In a briefing for journalists in advance of Karzai’s visit, US Deputy National Security Adviser Ben Rhodes said the White House is prepared to consider all options for US troop levels after 2014, including a so-called “zero option” if conditions allowed.
Karzai today is to hold his first face-to-face talks with US President Barack Obama since last year’s NATO summit in Chicago. The Obama administration is committed to withdrawing the majority of its 68,000-strong military stationed in Afghanistan by the end of next year — with the size of the remaining force still to be decided, as well as the key question of legal immunity for US military operating in the country post-2014.
The talks between the two governments were “not aiming to keep a certain number of US troops in Afghanistan,” said Doug Lute, deputy assistant to Obama and White House coordinator for South Asia.

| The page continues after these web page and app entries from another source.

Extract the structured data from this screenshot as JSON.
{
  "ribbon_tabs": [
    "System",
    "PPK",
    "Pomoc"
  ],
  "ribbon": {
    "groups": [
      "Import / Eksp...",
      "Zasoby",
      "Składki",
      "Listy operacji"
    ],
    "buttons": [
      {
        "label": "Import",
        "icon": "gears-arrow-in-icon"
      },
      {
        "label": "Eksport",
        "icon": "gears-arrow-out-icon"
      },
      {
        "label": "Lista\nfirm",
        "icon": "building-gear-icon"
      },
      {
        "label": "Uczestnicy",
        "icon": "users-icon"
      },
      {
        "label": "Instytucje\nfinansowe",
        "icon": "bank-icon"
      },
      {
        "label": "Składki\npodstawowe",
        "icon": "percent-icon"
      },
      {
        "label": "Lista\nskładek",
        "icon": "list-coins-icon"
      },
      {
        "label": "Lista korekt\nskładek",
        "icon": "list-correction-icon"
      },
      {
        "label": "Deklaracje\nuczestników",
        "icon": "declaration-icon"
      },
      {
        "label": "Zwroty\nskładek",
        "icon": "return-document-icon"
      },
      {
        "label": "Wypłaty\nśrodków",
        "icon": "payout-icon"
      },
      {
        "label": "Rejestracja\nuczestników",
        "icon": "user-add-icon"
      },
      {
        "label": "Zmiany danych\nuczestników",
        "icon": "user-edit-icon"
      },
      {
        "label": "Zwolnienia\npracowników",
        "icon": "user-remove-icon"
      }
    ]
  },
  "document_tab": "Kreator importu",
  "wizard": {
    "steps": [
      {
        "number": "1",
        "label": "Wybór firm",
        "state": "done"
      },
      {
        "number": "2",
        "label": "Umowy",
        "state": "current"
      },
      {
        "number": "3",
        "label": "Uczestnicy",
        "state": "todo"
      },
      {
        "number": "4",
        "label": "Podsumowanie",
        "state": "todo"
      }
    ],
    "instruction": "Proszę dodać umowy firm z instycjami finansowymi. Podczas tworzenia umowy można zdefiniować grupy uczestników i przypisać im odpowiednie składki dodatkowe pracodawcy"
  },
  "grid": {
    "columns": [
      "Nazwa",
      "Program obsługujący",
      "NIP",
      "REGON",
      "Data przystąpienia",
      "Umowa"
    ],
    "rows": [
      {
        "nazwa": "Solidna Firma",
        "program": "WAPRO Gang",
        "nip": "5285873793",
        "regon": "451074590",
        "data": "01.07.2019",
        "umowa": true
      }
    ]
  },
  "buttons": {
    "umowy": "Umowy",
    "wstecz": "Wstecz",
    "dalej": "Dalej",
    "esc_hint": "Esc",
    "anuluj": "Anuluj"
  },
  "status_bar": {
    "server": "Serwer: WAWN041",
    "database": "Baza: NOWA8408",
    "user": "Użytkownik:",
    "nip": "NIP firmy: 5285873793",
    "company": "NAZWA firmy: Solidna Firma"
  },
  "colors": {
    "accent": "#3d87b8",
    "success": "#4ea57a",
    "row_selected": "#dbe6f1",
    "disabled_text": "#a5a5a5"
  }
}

The final number would be “significantly lower” than the 68,000 troops currently on the ground, Lute said.
Asked if the troop level options included zero, Rhodes replied: “That would be an option we would consider.”
The White House warned that no agreements or decisions are expected to result from this week’s visit by Karzai, describing it as “a good time for the two presidents to sit down and consult” ahead of the US military draw-down and the Afghan elections scheduled for April 2014.
General John Allen, the NATO commander and top US general in Afghanistan, has recommended keeping between 6,000 and 15,000 troops in the country after 2014. However, the Afghan leader is said to want an end to US military operations in villages, as well as protection from militants based across the border with Pakistan.
The final number of any US forces in Afghanistan after 2014 would depend on the perceived strength of al-Qaeda and its affiliates in the country, the progression of Afghan security forces and the legal protection granted to US forces by the Afghan government — the last a sticking point in the bilateral security agreement being negotiated between the two governments with a deadline of November this year.
Karzai also wants the US to provide helicopters, heavy weapons and other advanced military equipment for Afghanistan’s army, as well as warplanes for the Afghan air force, and for humanitarian and reconstruction aid to be channeled through Afghan government ministries rather than via Western aid agencies. Kabul has accused the US of fostering corruption by giving funding directly to warlords.
Officials are also to broach the on-again, off-again peace talks between the Taliban and the Afghan government.
The prospects for talks has been helped by Pakistan’s recent release of groups of imprisoned Taliban commanders, including eight people on New Year’s Eve, following an improvement in the Afghan-Pakistan relations that are crucial to any hopes of a peaceful settlement.
Hopes have been further raised by a meeting in France between the Taliban and the Afghan High Peace Council last month, which US officials have described as “promising.” Direct talks with the Karzai government have been ruled out by the Taliban, which wants to negotiate with the US government, while the US says that the Taliban should speak directly to the Afghan government.